An adverse reaction Tuesday morning to former fund holding the Jacobs Engineering Group (NYSE:JEC) earnings report. It looks like they met expectations for this quarter but cut the full year - it is sort of ironic really; they are doing far better in sum total than many companies jumping 20 to 30% on earnings, but they did not lower the bar to such an extreme level as many of those companies. Such is the way of the market.
If the globe is recovering, this is the type of company that should start seeing their long term projects (backlog) start to pick up. This reaction is especially bemusing because all the world's hopes are on (a) government backstops and (b) government infrastructure projects. Fluor (NYSE:FLR) and Jacobs Engineering (JEC) are the best-of-breed names with the broadest portfolios, so I'm keeping my eye on them for "green shoots".
- U.S. construction services firm Jacobs Engineering Group Inc (JEC) posted a higher quarterly profit, but cut its 2009 earnings forecast, even as its backlog for orders grew 2.5 percent. Jacobs slashed its earnings estimate to a range of $3.10 to $3.50 a share, from a prior forecast of $3.55 to $3.90 a share.
- For the second quarter ended March 31 2009, the company earned $109.3 million, or 88 cents per share, compared with $99.3 million , or 80 cents a share. Revenues rose about 12 percent to $2.98 billion from $2.66 billion.
- "While we viewed a downward revision in 2009 guidance as likely on energy markets pressure, we are slightly surprised by the extent of the cut," Keybanc Capital Markets analyst Tahira Afzal said in a note.
- Goldman Sachs analyst Joe Richie said the magnitude of the guidance cut is somewhat perplexing given an in-line earnings quarter and better-than-expected awards.
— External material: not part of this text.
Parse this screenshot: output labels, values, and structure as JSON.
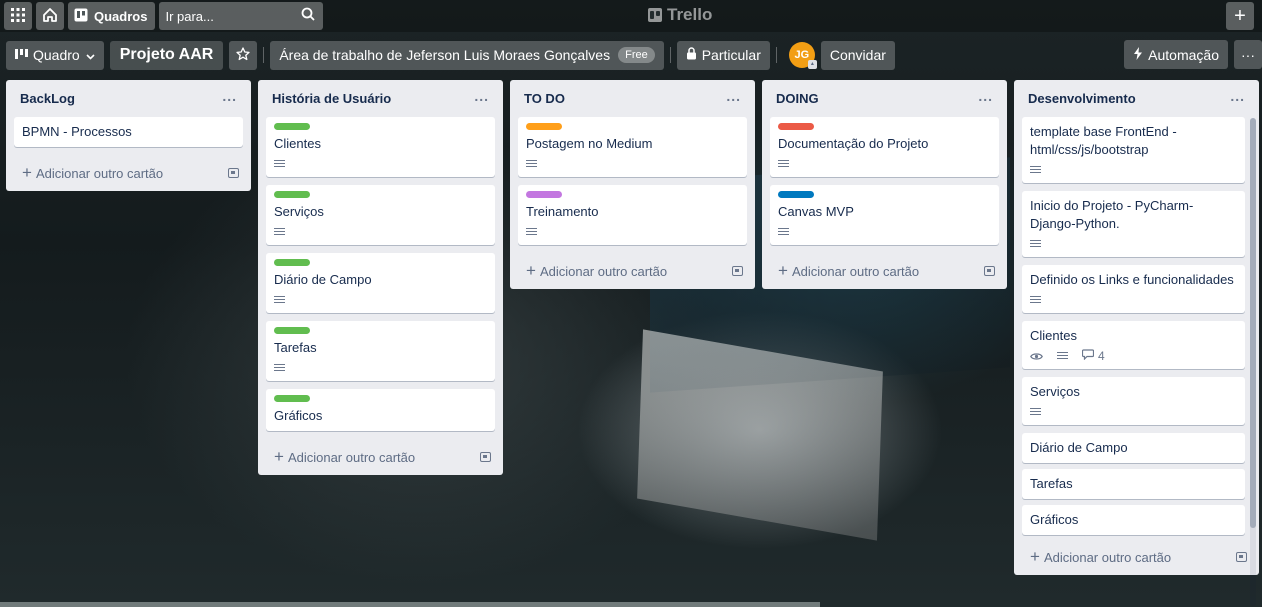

- FBR Capital Markets analyst Alex Rygiel said calculated new awards were $4.5 billion during the quarter. FBR's Rygiel said investors will remain concerned about backlog declining due to the company's exposure to the global oil, gas and chemical markets, which represent about 55 percent of its total revenue.
Full report here
- Commenting on the results for the second quarter, Jacobs President and CEO Craig L. Martin stated, "We have produced positive earnings growth on a quarter-over-quarter basis for the last 15 straight quarters, so we are disappointed to report earnings below that of last quarter. That being said, the second quarter was a good one in many ways. Our earnings remain good and exceed year-ago earnings by 10%. Our backlog grew quarter-over-quarter and year-over-year in a very complex market. Going forward, we expect the markets to remain complex. Our public sector business remains strong, while the heavy process business is highly uncertain."
Jacobs, with annual revenues exceeding $12 billion, is one of the world's largest and most diverse providers of technical, professional, and construction services.